If a doctor gave your child a cerebral palsy diagnosis, you probably have questions. Cerebral palsy statistics published by the U. S. Centers for Disease Control (CDC) show that cerebral palsy is the most common motor disability during childhood. Sokolove Law’s cerebral palsy definition is: Cerebral palsy (CP) is a group of conditions of the brain and nervous system that impairs functions like movement, cognition, sight, and possibly hearing. CP is a disability resulting from injury to the brain before, during or shortly after birth. CP is often associated with: low levels of oxygen in the brain (hypoxia), prematurity, bleeding in the brain, brain infections, head injury, infections in the mother during pregnancy, and severe jaundice. In some cases, cerebral palsy diagnosis could be the result of negligent medical care, or a mistake made by your doctor, midwife or nurse during the birth process.
A cerebral palsy diagnosis usually comes with a cerebral palsy prognosis. A prognosis is a doctor’s best educated guess on the short and long-term outcome of the CP. Whether the prognosis indicates severe cerebral palsy or mild CP depends on the specific signs and symptoms.
Signs and Symptoms That May Lead to a Cerebral Palsy Diagnosis

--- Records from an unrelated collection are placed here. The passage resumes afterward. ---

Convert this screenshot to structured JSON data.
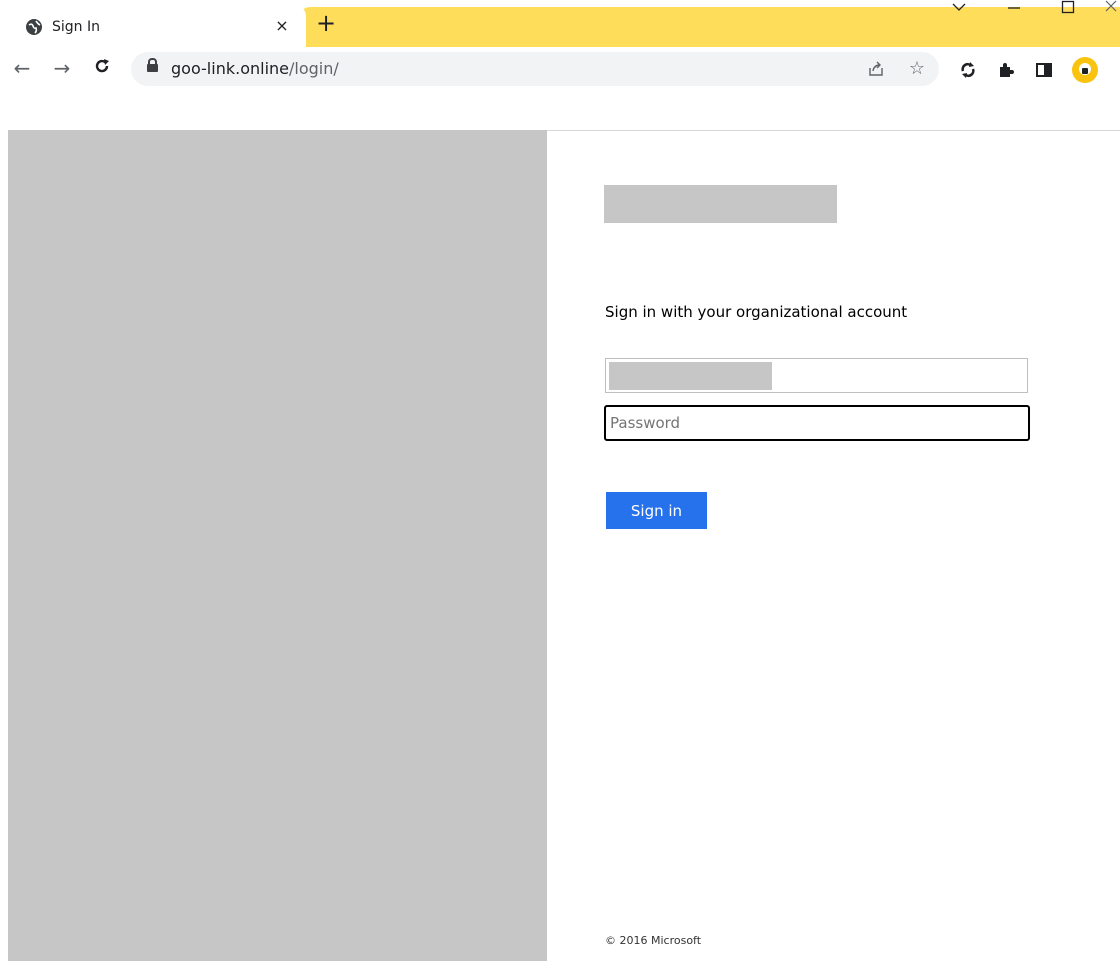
{
  "browser": {
    "tab": {
      "title": "Sign In",
      "close_glyph": "×"
    },
    "new_tab_glyph": "+",
    "window_controls": {
      "dropdown": "⌄",
      "minimize": "–",
      "maximize": "☐",
      "close": "×"
    },
    "nav": {
      "back": "←",
      "forward": "→",
      "reload": "C"
    },
    "address": {
      "host": "goo-link.online",
      "path": "/login/"
    },
    "icons": [
      "globe-icon",
      "lock-icon",
      "share-icon",
      "star-icon",
      "sync-icon",
      "extensions-icon",
      "side-panel-icon",
      "profile-avatar"
    ],
    "icon_glyphs": {
      "share": "⇪",
      "star": "☆",
      "sync": "↻",
      "extensions": "✱",
      "side_panel": "◧"
    }
  },
  "login": {
    "heading": "Sign in with your organizational account",
    "password_placeholder": "Password",
    "signin_label": "Sign in",
    "footer": "© 2016 Microsoft"
  },
  "colors": {
    "tabstrip": "#fedd5b",
    "signin_button": "#2672ec",
    "placeholder_gray": "#c6c6c6"
  }
}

Doctors look for different signs and symptoms when considering a cerebral palsy diagnosis. Some signs and symptoms that might lead to a cerebral palsy diagnosis are:
- A child missing developmental milestones, like sitting up, rolling over and crawling

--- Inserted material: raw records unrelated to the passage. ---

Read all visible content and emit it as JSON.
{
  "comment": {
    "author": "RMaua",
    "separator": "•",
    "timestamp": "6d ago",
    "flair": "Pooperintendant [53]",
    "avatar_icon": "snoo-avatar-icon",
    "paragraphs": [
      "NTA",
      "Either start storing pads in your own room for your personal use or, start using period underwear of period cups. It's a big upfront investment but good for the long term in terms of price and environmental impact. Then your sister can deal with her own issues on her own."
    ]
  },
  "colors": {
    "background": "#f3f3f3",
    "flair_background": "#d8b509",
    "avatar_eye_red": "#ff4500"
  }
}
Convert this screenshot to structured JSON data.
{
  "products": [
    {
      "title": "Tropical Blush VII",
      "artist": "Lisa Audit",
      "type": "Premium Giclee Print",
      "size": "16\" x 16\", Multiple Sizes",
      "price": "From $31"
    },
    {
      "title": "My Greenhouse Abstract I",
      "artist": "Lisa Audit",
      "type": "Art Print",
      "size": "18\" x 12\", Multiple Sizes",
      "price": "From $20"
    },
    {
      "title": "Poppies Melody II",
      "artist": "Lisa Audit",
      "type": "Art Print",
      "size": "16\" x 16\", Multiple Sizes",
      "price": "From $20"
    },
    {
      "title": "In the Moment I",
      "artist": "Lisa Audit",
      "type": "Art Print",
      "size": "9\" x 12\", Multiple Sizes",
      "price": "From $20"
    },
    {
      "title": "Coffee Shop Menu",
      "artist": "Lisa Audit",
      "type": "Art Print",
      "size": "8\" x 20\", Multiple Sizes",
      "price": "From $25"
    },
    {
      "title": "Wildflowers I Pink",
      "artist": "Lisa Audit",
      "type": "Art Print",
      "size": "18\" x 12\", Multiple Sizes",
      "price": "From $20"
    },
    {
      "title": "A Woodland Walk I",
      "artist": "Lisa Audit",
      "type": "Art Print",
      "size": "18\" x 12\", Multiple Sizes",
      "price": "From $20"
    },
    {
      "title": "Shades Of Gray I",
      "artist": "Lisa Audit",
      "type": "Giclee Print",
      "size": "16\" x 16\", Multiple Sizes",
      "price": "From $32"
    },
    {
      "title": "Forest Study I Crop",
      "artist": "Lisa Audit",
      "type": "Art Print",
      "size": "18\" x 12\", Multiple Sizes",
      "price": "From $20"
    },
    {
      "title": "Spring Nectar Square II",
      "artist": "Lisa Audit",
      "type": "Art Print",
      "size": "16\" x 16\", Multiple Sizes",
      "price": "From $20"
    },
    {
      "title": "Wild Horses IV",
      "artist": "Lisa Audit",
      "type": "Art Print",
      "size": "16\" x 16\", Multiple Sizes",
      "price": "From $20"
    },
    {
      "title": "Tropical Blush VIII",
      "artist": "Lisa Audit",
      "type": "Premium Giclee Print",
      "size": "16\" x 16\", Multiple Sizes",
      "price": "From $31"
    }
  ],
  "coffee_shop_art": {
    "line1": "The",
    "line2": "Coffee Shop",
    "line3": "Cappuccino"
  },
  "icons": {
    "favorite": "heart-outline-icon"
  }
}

- Abnormal or involuntary movements
- Abnormal facial expressions
Trouble in sitting, standing, or walking
- Contracted joints in arms, legs, or trunk
- Inability to speak
- Lack of muscle control causing tremors, twitching, or shaking
- Too much muscle tone (rigid)
- Too little muscle tone (floppy)
- Abnormal posture
- Lack of balance
Help is Available
Cerebral palsy in children is the result of damage to specific parts of the brain. If your child has been given a cerebral palsy diagnosis, call a nurse case manager at Sokolove Law today. We can help you to connect the dots around the events during your labor and delivery and how a birth injury might have happened.